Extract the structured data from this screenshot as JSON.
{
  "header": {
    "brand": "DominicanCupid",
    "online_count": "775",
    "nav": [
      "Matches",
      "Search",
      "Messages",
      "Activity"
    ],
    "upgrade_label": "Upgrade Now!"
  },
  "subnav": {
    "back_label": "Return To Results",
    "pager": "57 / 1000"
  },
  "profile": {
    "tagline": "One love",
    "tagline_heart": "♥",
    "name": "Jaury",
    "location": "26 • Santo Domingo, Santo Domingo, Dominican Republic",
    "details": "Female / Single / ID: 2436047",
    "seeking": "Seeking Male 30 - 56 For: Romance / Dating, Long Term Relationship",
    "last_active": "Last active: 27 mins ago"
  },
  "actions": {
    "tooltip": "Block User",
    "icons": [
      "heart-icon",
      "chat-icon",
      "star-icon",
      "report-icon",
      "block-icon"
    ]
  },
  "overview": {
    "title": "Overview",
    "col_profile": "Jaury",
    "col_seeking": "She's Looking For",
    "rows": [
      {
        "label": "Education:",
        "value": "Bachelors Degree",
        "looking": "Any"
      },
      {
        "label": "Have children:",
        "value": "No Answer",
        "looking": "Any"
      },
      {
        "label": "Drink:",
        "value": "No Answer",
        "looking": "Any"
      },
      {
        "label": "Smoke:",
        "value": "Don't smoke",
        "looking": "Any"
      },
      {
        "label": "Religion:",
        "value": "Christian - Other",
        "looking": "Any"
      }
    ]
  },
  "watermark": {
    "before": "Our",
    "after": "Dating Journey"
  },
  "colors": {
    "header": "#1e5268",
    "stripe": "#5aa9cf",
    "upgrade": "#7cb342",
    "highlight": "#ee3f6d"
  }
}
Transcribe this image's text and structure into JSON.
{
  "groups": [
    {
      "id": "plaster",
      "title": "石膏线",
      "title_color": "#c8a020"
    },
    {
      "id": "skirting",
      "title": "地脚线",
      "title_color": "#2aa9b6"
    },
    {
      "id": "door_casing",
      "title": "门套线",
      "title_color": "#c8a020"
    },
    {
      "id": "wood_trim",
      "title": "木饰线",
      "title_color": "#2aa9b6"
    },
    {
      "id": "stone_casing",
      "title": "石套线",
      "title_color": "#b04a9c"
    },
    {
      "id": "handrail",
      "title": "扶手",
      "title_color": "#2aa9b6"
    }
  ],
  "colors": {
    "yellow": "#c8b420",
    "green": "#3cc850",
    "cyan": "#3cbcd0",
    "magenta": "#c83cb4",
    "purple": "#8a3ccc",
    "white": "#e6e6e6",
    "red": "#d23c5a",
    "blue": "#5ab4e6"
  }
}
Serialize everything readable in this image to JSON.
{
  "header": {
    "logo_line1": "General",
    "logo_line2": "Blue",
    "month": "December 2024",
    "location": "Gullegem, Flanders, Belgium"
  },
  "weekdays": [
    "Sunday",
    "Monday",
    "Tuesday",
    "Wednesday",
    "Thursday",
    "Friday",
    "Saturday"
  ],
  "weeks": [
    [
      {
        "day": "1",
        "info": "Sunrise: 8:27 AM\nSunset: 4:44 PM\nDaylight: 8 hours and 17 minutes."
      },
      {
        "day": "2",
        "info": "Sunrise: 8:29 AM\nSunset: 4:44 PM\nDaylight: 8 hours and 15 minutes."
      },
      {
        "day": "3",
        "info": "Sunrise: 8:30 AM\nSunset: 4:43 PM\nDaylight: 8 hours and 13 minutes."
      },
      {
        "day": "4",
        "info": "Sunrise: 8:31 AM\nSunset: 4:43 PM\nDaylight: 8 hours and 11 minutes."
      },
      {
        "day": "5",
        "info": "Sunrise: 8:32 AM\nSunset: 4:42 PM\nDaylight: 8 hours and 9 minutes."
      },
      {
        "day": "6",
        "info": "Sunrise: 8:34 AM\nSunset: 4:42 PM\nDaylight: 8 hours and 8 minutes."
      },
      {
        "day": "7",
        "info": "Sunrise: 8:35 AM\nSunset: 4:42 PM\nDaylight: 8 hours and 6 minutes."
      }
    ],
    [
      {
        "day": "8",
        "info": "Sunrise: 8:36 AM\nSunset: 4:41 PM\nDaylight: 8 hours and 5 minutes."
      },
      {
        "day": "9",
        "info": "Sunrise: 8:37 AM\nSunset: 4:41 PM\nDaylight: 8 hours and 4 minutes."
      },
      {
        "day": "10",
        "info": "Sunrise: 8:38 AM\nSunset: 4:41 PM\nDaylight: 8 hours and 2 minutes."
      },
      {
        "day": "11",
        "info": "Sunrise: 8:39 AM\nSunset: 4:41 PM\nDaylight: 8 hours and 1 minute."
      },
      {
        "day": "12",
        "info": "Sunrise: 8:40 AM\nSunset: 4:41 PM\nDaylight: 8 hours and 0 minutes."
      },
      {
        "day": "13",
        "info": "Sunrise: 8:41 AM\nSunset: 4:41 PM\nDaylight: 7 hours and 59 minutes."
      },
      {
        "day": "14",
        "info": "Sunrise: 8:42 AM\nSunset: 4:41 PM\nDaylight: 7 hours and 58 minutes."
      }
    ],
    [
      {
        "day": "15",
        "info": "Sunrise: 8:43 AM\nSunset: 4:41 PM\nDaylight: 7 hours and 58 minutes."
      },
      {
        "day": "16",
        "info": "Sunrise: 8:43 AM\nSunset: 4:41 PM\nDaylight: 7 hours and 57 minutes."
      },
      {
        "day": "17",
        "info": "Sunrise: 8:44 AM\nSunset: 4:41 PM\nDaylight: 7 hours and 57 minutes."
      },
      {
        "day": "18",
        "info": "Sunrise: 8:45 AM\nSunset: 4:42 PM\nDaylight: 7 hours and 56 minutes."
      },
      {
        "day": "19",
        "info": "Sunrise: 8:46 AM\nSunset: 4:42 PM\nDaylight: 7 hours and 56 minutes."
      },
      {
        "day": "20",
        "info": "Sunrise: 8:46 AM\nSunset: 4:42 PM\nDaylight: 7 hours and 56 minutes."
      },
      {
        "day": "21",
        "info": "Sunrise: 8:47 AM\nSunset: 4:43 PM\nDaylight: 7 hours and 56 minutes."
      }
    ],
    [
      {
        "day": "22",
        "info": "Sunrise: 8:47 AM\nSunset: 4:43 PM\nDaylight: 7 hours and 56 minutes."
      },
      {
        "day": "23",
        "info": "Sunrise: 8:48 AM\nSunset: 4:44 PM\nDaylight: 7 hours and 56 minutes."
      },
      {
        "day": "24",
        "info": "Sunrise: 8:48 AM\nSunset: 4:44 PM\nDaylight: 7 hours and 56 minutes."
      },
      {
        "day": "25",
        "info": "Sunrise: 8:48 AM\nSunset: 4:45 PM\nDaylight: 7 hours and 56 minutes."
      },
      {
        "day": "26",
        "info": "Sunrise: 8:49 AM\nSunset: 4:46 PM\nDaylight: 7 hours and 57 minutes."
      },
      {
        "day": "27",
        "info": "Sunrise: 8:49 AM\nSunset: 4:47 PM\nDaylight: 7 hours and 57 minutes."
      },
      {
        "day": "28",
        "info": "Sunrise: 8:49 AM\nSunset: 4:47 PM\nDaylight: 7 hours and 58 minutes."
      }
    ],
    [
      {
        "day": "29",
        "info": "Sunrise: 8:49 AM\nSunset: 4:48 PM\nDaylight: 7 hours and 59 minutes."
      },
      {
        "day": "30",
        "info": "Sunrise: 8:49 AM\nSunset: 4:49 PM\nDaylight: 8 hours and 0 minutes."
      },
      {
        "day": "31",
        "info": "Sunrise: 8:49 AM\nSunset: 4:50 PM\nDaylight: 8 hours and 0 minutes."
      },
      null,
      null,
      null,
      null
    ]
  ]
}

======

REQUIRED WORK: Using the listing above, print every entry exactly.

SOLUTION TO THIS TASK:
Extract the structured data from this screenshot as JSON.
{
  "header": {
    "brand": "DominicanCupid",
    "online_count": "775",
    "nav": [
      "Matches",
      "Search",
      "Messages",
      "Activity"
    ],
    "upgrade_label": "Upgrade Now!"
  },
  "subnav": {
    "back_label": "Return To Results",
    "pager": "57 / 1000"
  },
  "profile": {
    "tagline": "One love",
    "tagline_heart": "♥",
    "name": "Jaury",
    "location": "26 • Santo Domingo, Santo Domingo, Dominican Republic",
    "details": "Female / Single / ID: 2436047",
    "seeking": "Seeking Male 30 - 56 For: Romance / Dating, Long Term Relationship",
    "last_active": "Last active: 27 mins ago"
  },
  "actions": {
    "tooltip": "Block User",
    "icons": [
      "heart-icon",
      "chat-icon",
      "star-icon",
      "report-icon",
      "block-icon"
    ]
  },
  "overview": {
    "title": "Overview",
    "col_profile": "Jaury",
    "col_seeking": "She's Looking For",
    "rows": [
      {
        "label": "Education:",
        "value": "Bachelors Degree",
        "looking": "Any"
      },
      {
        "label": "Have children:",
        "value": "No Answer",
        "looking": "Any"
      },
      {
        "label": "Drink:",
        "value": "No Answer",
        "looking": "Any"
      },
      {
        "label": "Smoke:",
        "value": "Don't smoke",
        "looking": "Any"
      },
      {
        "label": "Religion:",
        "value": "Christian - Other",
        "looking": "Any"
      }
    ]
  },
  "watermark": {
    "before": "Our",
    "after": "Dating Journey"
  },
  "colors": {
    "header": "#1e5268",
    "stripe": "#5aa9cf",
    "upgrade": "#7cb342",
    "highlight": "#ee3f6d"
  }
}
Transcribe this image's text and structure into JSON.
{
  "groups": [
    {
      "id": "plaster",
      "title": "石膏线",
      "title_color": "#c8a020"
    },
    {
      "id": "skirting",
      "title": "地脚线",
      "title_color": "#2aa9b6"
    },
    {
      "id": "door_casing",
      "title": "门套线",
      "title_color": "#c8a020"
    },
    {
      "id": "wood_trim",
      "title": "木饰线",
      "title_color": "#2aa9b6"
    },
    {
      "id": "stone_casing",
      "title": "石套线",
      "title_color": "#b04a9c"
    },
    {
      "id": "handrail",
      "title": "扶手",
      "title_color": "#2aa9b6"
    }
  ],
  "colors": {
    "yellow": "#c8b420",
    "green": "#3cc850",
    "cyan": "#3cbcd0",
    "magenta": "#c83cb4",
    "purple": "#8a3ccc",
    "white": "#e6e6e6",
    "red": "#d23c5a",
    "blue": "#5ab4e6"
  }
}
Serialize everything readable in this image to JSON.
{
  "header": {
    "logo_line1": "General",
    "logo_line2": "Blue",
    "month": "December 2024",
    "location": "Gullegem, Flanders, Belgium"
  },
  "weekdays": [
    "Sunday",
    "Monday",
    "Tuesday",
    "Wednesday",
    "Thursday",
    "Friday",
    "Saturday"
  ],
  "weeks": [
    [
      {
        "day": "1",
        "info": "Sunrise: 8:27 AM\nSunset: 4:44 PM\nDaylight: 8 hours and 17 minutes."
      },
      {
        "day": "2",
        "info": "Sunrise: 8:29 AM\nSunset: 4:44 PM\nDaylight: 8 hours and 15 minutes."
      },
      {
        "day": "3",
        "info": "Sunrise: 8:30 AM\nSunset: 4:43 PM\nDaylight: 8 hours and 13 minutes."
      },
      {
        "day": "4",
        "info": "Sunrise: 8:31 AM\nSunset: 4:43 PM\nDaylight: 8 hours and 11 minutes."
      },
      {
        "day": "5",
        "info": "Sunrise: 8:32 AM\nSunset: 4:42 PM\nDaylight: 8 hours and 9 minutes."
      },
      {
        "day": "6",
        "info": "Sunrise: 8:34 AM\nSunset: 4:42 PM\nDaylight: 8 hours and 8 minutes."
      },
      {
        "day": "7",
        "info": "Sunrise: 8:35 AM\nSunset: 4:42 PM\nDaylight: 8 hours and 6 minutes."
      }
    ],
    [
      {
        "day": "8",
        "info": "Sunrise: 8:36 AM\nSunset: 4:41 PM\nDaylight: 8 hours and 5 minutes."
      },
      {
        "day": "9",
        "info": "Sunrise: 8:37 AM\nSunset: 4:41 PM\nDaylight: 8 hours and 4 minutes."
      },
      {
        "day": "10",
        "info": "Sunrise: 8:38 AM\nSunset: 4:41 PM\nDaylight: 8 hours and 2 minutes."
      },
      {
        "day": "11",
        "info": "Sunrise: 8:39 AM\nSunset: 4:41 PM\nDaylight: 8 hours and 1 minute."
      },
      {
        "day": "12",
        "info": "Sunrise: 8:40 AM\nSunset: 4:41 PM\nDaylight: 8 hours and 0 minutes."
      },
      {
        "day": "13",
        "info": "Sunrise: 8:41 AM\nSunset: 4:41 PM\nDaylight: 7 hours and 59 minutes."
      },
      {
        "day": "14",
        "info": "Sunrise: 8:42 AM\nSunset: 4:41 PM\nDaylight: 7 hours and 58 minutes."
      }
    ],
    [
      {
        "day": "15",
        "info": "Sunrise: 8:43 AM\nSunset: 4:41 PM\nDaylight: 7 hours and 58 minutes."
      },
      {
        "day": "16",
        "info": "Sunrise: 8:43 AM\nSunset: 4:41 PM\nDaylight: 7 hours and 57 minutes."
      },
      {
        "day": "17",
        "info": "Sunrise: 8:44 AM\nSunset: 4:41 PM\nDaylight: 7 hours and 57 minutes."
      },
      {
        "day": "18",
        "info": "Sunrise: 8:45 AM\nSunset: 4:42 PM\nDaylight: 7 hours and 56 minutes."
      },
      {
        "day": "19",
        "info": "Sunrise: 8:46 AM\nSunset: 4:42 PM\nDaylight: 7 hours and 56 minutes."
      },
      {
        "day": "20",
        "info": "Sunrise: 8:46 AM\nSunset: 4:42 PM\nDaylight: 7 hours and 56 minutes."
      },
      {
        "day": "21",
        "info": "Sunrise: 8:47 AM\nSunset: 4:43 PM\nDaylight: 7 hours and 56 minutes."
      }
    ],
    [
      {
        "day": "22",
        "info": "Sunrise: 8:47 AM\nSunset: 4:43 PM\nDaylight: 7 hours and 56 minutes."
      },
      {
        "day": "23",
        "info": "Sunrise: 8:48 AM\nSunset: 4:44 PM\nDaylight: 7 hours and 56 minutes."
      },
      {
        "day": "24",
        "info": "Sunrise: 8:48 AM\nSunset: 4:44 PM\nDaylight: 7 hours and 56 minutes."
      },
      {
        "day": "25",
        "info": "Sunrise: 8:48 AM\nSunset: 4:45 PM\nDaylight: 7 hours and 56 minutes."
      },
      {
        "day": "26",
        "info": "Sunrise: 8:49 AM\nSunset: 4:46 PM\nDaylight: 7 hours and 57 minutes."
      },
      {
        "day": "27",
        "info": "Sunrise: 8:49 AM\nSunset: 4:47 PM\nDaylight: 7 hours and 57 minutes."
      },
      {
        "day": "28",
        "info": "Sunrise: 8:49 AM\nSunset: 4:47 PM\nDaylight: 7 hours and 58 minutes."
      }
    ],
    [
      {
        "day": "29",
        "info": "Sunrise: 8:49 AM\nSunset: 4:48 PM\nDaylight: 7 hours and 59 minutes."
      },
      {
        "day": "30",
        "info": "Sunrise: 8:49 AM\nSunset: 4:49 PM\nDaylight: 8 hours and 0 minutes."
      },
      {
        "day": "31",
        "info": "Sunrise: 8:49 AM\nSunset: 4:50 PM\nDaylight: 8 hours and 0 minutes."
      },
      null,
      null,
      null,
      null
    ]
  ]
}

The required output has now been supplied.